Saved entries:
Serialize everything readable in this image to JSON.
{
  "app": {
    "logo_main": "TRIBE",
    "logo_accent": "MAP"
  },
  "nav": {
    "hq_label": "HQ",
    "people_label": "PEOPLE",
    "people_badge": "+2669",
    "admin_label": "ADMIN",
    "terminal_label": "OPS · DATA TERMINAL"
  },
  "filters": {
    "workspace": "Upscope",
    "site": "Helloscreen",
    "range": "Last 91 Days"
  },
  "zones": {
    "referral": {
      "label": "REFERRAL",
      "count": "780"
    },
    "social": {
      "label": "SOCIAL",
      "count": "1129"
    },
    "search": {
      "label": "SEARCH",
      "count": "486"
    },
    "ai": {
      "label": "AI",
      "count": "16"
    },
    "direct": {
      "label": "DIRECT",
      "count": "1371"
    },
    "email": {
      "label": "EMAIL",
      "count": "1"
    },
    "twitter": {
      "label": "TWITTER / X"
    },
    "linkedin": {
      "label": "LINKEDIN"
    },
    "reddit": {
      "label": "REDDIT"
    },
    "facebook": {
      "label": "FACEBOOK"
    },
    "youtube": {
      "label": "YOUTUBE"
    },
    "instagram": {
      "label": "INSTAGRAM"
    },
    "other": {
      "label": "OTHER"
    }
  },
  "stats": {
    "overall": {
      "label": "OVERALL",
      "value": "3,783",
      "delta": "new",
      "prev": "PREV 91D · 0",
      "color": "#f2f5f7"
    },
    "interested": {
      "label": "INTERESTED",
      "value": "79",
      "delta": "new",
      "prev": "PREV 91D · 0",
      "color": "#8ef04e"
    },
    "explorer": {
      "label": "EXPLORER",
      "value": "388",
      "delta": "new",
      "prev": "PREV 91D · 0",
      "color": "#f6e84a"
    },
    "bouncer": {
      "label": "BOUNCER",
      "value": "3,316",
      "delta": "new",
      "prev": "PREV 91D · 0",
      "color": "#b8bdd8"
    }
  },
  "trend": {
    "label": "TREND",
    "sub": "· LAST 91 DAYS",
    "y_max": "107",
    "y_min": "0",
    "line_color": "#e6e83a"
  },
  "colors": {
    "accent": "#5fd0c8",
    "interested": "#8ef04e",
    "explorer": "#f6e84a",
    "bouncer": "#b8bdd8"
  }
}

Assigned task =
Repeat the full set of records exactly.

Output for this exercise =
Serialize everything readable in this image to JSON.
{
  "app": {
    "logo_main": "TRIBE",
    "logo_accent": "MAP"
  },
  "nav": {
    "hq_label": "HQ",
    "people_label": "PEOPLE",
    "people_badge": "+2669",
    "admin_label": "ADMIN",
    "terminal_label": "OPS · DATA TERMINAL"
  },
  "filters": {
    "workspace": "Upscope",
    "site": "Helloscreen",
    "range": "Last 91 Days"
  },
  "zones": {
    "referral": {
      "label": "REFERRAL",
      "count": "780"
    },
    "social": {
      "label": "SOCIAL",
      "count": "1129"
    },
    "search": {
      "label": "SEARCH",
      "count": "486"
    },
    "ai": {
      "label": "AI",
      "count": "16"
    },
    "direct": {
      "label": "DIRECT",
      "count": "1371"
    },
    "email": {
      "label": "EMAIL",
      "count": "1"
    },
    "twitter": {
      "label": "TWITTER / X"
    },
    "linkedin": {
      "label": "LINKEDIN"
    },
    "reddit": {
      "label": "REDDIT"
    },
    "facebook": {
      "label": "FACEBOOK"
    },
    "youtube": {
      "label": "YOUTUBE"
    },
    "instagram": {
      "label": "INSTAGRAM"
    },
    "other": {
      "label": "OTHER"
    }
  },
  "stats": {
    "overall": {
      "label": "OVERALL",
      "value": "3,783",
      "delta": "new",
      "prev": "PREV 91D · 0",
      "color": "#f2f5f7"
    },
    "interested": {
      "label": "INTERESTED",
      "value": "79",
      "delta": "new",
      "prev": "PREV 91D · 0",
      "color": "#8ef04e"
    },
    "explorer": {
      "label": "EXPLORER",
      "value": "388",
      "delta": "new",
      "prev": "PREV 91D · 0",
      "color": "#f6e84a"
    },
    "bouncer": {
      "label": "BOUNCER",
      "value": "3,316",
      "delta": "new",
      "prev": "PREV 91D · 0",
      "color": "#b8bdd8"
    }
  },
  "trend": {
    "label": "TREND",
    "sub": "· LAST 91 DAYS",
    "y_max": "107",
    "y_min": "0",
    "line_color": "#e6e83a"
  },
  "colors": {
    "accent": "#5fd0c8",
    "interested": "#8ef04e",
    "explorer": "#f6e84a",
    "bouncer": "#b8bdd8"
  }
}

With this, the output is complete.